More likely than not, these details will change as you refine your idea. Take some time to think through execution. What steps will somebody take to accomplish the goals – how do they get from point A to point B? This part doesn’t have to be pretty or extremely detailed. It serves the purpose of thinking through the practical steps involved with executing goal completion. It’s extremely helpful, especially if you are hiring somebody to program the app for you – it’s a way to communicate your ideas and get that person or company started on further refining your work.
No, you don’t have to have a business, or even plan on making an income off the app, but the question of why you want to make the app should be addressed. If you want to make income off of it, what are some ways you plan on doing it? Will it just be app sales and in-app purchases? Will people be purchasing goods through it? Is the app for promotional services and you don’t plan on making any money directly from it? The answers to some of these questions should shape how your app works, some of the features, etc.
Also, when figuring out the competition, use a tool like AppAnnie.com to figure out how crowded the category is. For example, games are extremely competitive and numerous – probably not the type of app you want to start with unless you are already experienced with working on games.
When at all possible, have data to back your assumptions. I’ve had numerous conversations with potential clients over the years who thought they had a great idea and assumed everybody would want to buy it. The thing is, nobody thinks their own baby is ugly. Their idea and even execution might have been spot-on, but they lacked sufficient evidence to back assumptions about their target audience. These assumptions may have ended the project before it even began. On the other side of the spectrum, I’ve also worked with companies and startups that had the foresight to do the research, think critically about their idea, and shape it as new data and research came available. These were the successful ones.
What is your target audience? In other words, what types of people are your ideal customers?
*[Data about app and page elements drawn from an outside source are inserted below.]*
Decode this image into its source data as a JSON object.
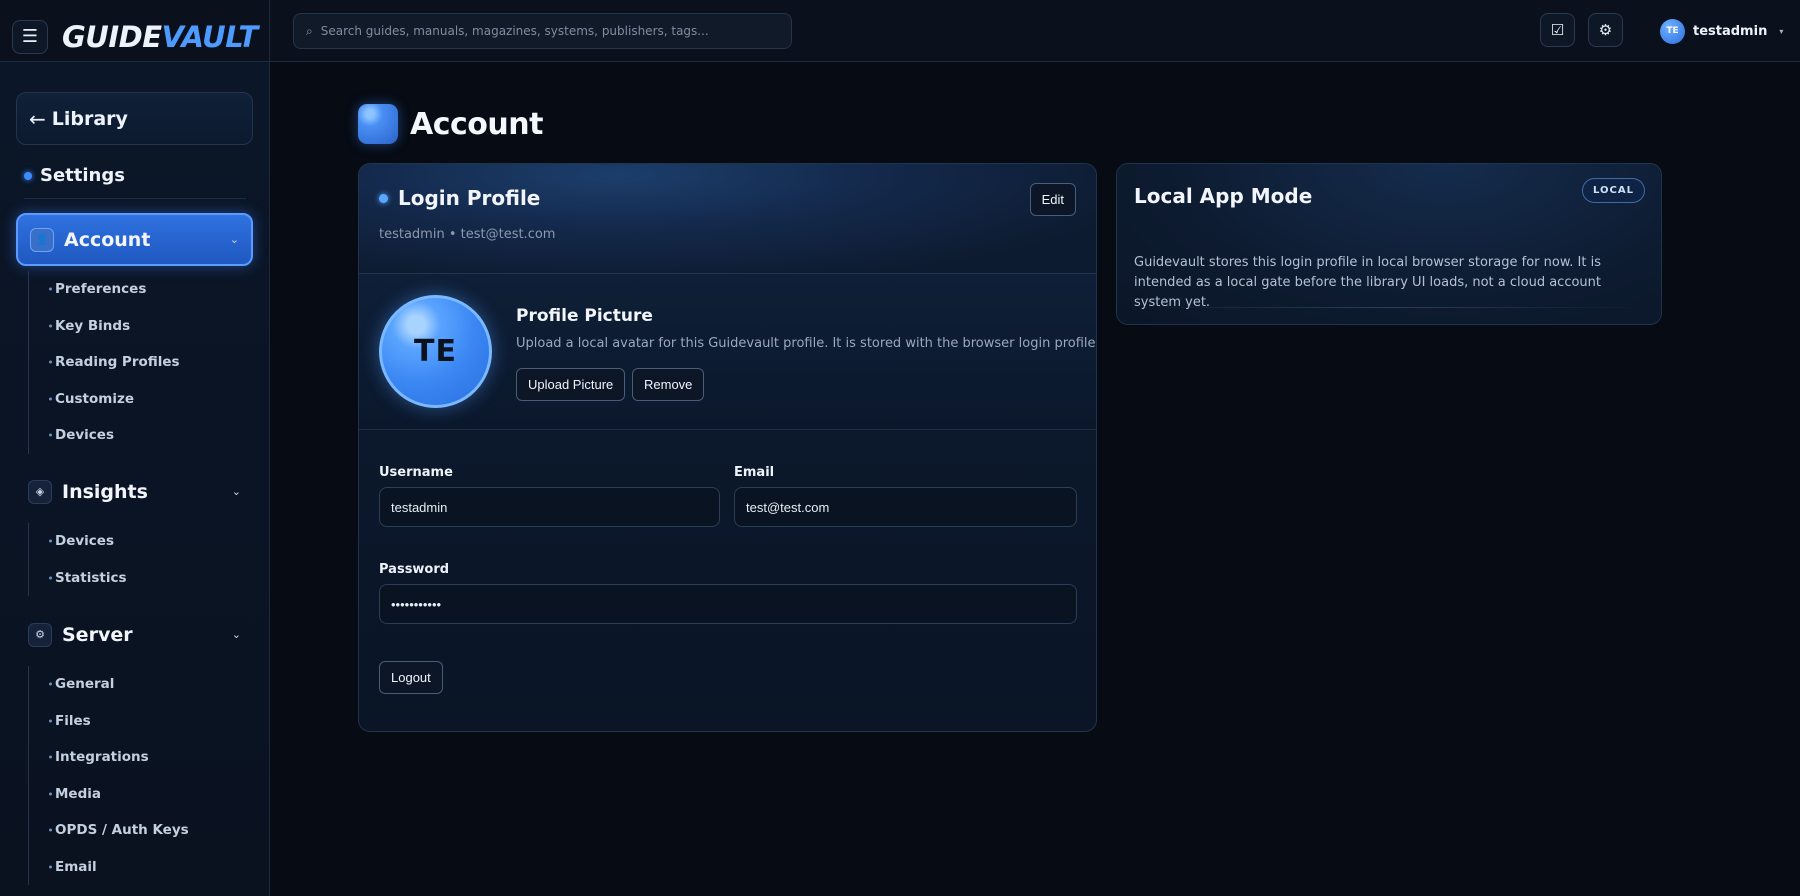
{
  "app": {
    "logo_part1": "GUIDE",
    "logo_part2": "VAULT",
    "menu_icon": "☰"
  },
  "topbar": {
    "search_placeholder": "Search guides, manuals, magazines, systems, publishers, tags...",
    "search_value": "",
    "search_icon": "⌕",
    "tasks_icon": "☑",
    "settings_icon": "⚙",
    "user_initials": "TE",
    "username": "testadmin",
    "caret": "▾"
  },
  "sidebar": {
    "back_arrow": "←",
    "back_label": "Library",
    "section_label": "Settings",
    "groups": [
      {
        "label": "Account",
        "icon": "👤",
        "chevron": "⌄",
        "items": [
          "Preferences",
          "Key Binds",
          "Reading Profiles",
          "Customize",
          "Devices"
        ]
      },
      {
        "label": "Insights",
        "icon": "◈",
        "chevron": "⌄",
        "items": [
          "Devices",
          "Statistics"
        ]
      },
      {
        "label": "Server",
        "icon": "⚙",
        "chevron": "⌄",
        "items": [
          "General",
          "Files",
          "Integrations",
          "Media",
          "OPDS / Auth Keys",
          "Email"
        ]
      }
    ]
  },
  "main": {
    "page_title": "Account",
    "login_profile": {
      "title": "Login Profile",
      "subtitle": "testadmin • test@test.com",
      "edit_label": "Edit",
      "avatar_initials": "TE",
      "picture_title": "Profile Picture",
      "picture_desc": "Upload a local avatar for this Guidevault profile. It is stored with the browser login profile.",
      "upload_label": "Upload Picture",
      "remove_label": "Remove",
      "username_label": "Username",
      "username_value": "testadmin",
      "email_label": "Email",
      "email_value": "test@test.com",
      "password_label": "Password",
      "password_value": "•••••••••••",
      "logout_label": "Logout"
    },
    "local_mode": {
      "title": "Local App Mode",
      "badge": "LOCAL",
      "description": "Guidevault stores this login profile in local browser storage for now. It is intended as a local gate before the library UI loads, not a cloud account system yet."
    }
  },
  "colors": {
    "accent": "#3b8cff",
    "background": "#060b14",
    "card": "#0d1b30"
  }
}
How is this app gong to appeal to them? Remember, these are people like you and me. As explained above, they have problems they want to solve. What types of unique problems might they have that your app can address? If you say “everybody” is your target audience, you’re not thinking hard enough. Try to focus in on a set of demographics. For example, working moms with 2-3 kids and busy schedules. That’s not to mean your demographics should be that restricted, but you get the idea. You’re really trying to figure out who will want to buy your app, and catering to them. Naturally you may get overlap into other demographics.
App Development Cost & Budget
Money is a touchy subject for people. Whether it’s your money or somebody else’s, you want to be wise with how you spend it.
Remember this – it’s important: Know your budget ahead of time. Know how much you can spend on the project. This will save you and your app developer a lot of time, frustration, and disappointment. Here’s why: When you give your developer your plans for the app AND how much you can spend on the project, you are opening the discussion to everyone’s benefit. Having this information at the beginning is helpful because we are able to help you refine your ideas to fit your budget.
App Development Company
I’ve touched on a few points already. If you plan on hiring a freelancer or company to design & develop your app, going through the process of refining your idea will help tremendously. If you are having trouble with the plans, they can help you as well. Remember, you are hiring them for their expertise and ability to make good products. It’s OK to be confident in your app idea, but be flexible. These individuals have much experience to draw upon and help you further refine the plans and even identify holes and rough spots. That’s what you want them to do… it’s not making apps, it’s about making great apps. Just as much as you, they want to be part of projects that succeed.
I’d love to hear from you in the comments. What successes have you had? What practical tips would you give others who have ideas for great apps?